## [DATA TO PROCESS]
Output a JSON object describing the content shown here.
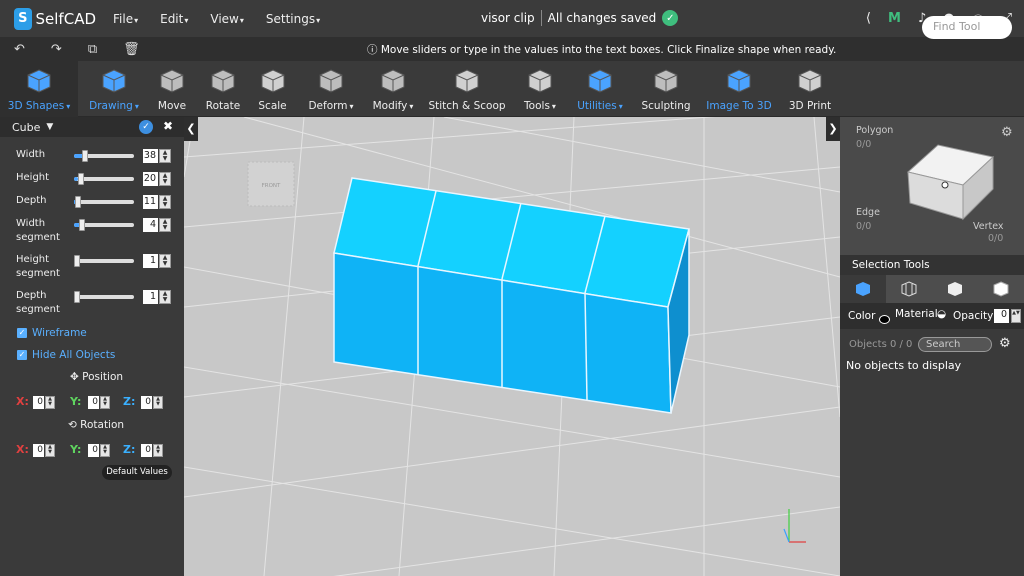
{
  "app": {
    "logo_text": "SelfCAD",
    "logo_letter": "S"
  },
  "menu": [
    "File",
    "Edit",
    "View",
    "Settings"
  ],
  "project": {
    "name": "visor clip",
    "status": "All changes saved"
  },
  "hint": "Move sliders or type in the values into the text boxes. Click Finalize shape when ready.",
  "toolbar": [
    {
      "label": "3D Shapes",
      "dropdown": true,
      "blue": true,
      "active": true,
      "icon": "cube-icon"
    },
    {
      "label": "Drawing",
      "dropdown": true,
      "blue": true,
      "icon": "drawing-icon"
    },
    {
      "label": "Move",
      "icon": "move-icon"
    },
    {
      "label": "Rotate",
      "icon": "rotate-icon"
    },
    {
      "label": "Scale",
      "icon": "scale-icon"
    },
    {
      "label": "Deform",
      "dropdown": true,
      "icon": "deform-icon"
    },
    {
      "label": "Modify",
      "dropdown": true,
      "icon": "modify-icon"
    },
    {
      "label": "Stitch & Scoop",
      "icon": "stitch-scoop-icon"
    },
    {
      "label": "Tools",
      "dropdown": true,
      "icon": "tools-icon"
    },
    {
      "label": "Utilities",
      "dropdown": true,
      "blue": true,
      "icon": "utilities-icon"
    },
    {
      "label": "Sculpting",
      "icon": "sculpting-icon"
    },
    {
      "label": "Image To 3D",
      "blue": true,
      "icon": "image-to-3d-icon"
    },
    {
      "label": "3D Print",
      "icon": "3d-print-icon"
    }
  ],
  "find_tool": {
    "placeholder": "Find Tool"
  },
  "panel": {
    "shape": "Cube",
    "params": [
      {
        "label": "Width",
        "value": "38",
        "fraction": 0.15
      },
      {
        "label": "Height",
        "value": "20",
        "fraction": 0.07
      },
      {
        "label": "Depth",
        "value": "11",
        "fraction": 0.02
      },
      {
        "label": "Width\nsegment",
        "value": "4",
        "fraction": 0.1
      },
      {
        "label": "Height\nsegment",
        "value": "1",
        "fraction": 0.0
      },
      {
        "label": "Depth\nsegment",
        "value": "1",
        "fraction": 0.0
      }
    ],
    "wireframe": "Wireframe",
    "hide_all": "Hide All Objects",
    "position_label": "Position",
    "rotation_label": "Rotation",
    "position": {
      "x": "0",
      "y": "0",
      "z": "0"
    },
    "rotation": {
      "x": "0",
      "y": "0",
      "z": "0"
    },
    "axis": {
      "x": "X:",
      "y": "Y:",
      "z": "Z:"
    },
    "default_values": "Default Values"
  },
  "viewcube": {
    "front": "FRONT"
  },
  "right": {
    "polygon": "Polygon",
    "polygon_count": "0/0",
    "edge": "Edge",
    "edge_count": "0/0",
    "vertex": "Vertex",
    "vertex_count": "0/0",
    "selection_tools": "Selection Tools",
    "color": "Color",
    "material": "Material",
    "opacity": "Opacity",
    "opacity_value": "0",
    "objects": "Objects 0 / 0",
    "search_placeholder": "Search",
    "empty": "No objects to display"
  },
  "colors": {
    "accent": "#4aa3ff",
    "object": "#12b0f5",
    "object_top": "#15d2ff",
    "saved": "#3fbe7e"
  }
}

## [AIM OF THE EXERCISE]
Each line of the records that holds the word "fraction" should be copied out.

## [RESULT BELOW]
        "fraction": 0.15
        "fraction": 0.07
        "fraction": 0.02
        "fraction": 0.1
        "fraction": 0.0
        "fraction": 0.0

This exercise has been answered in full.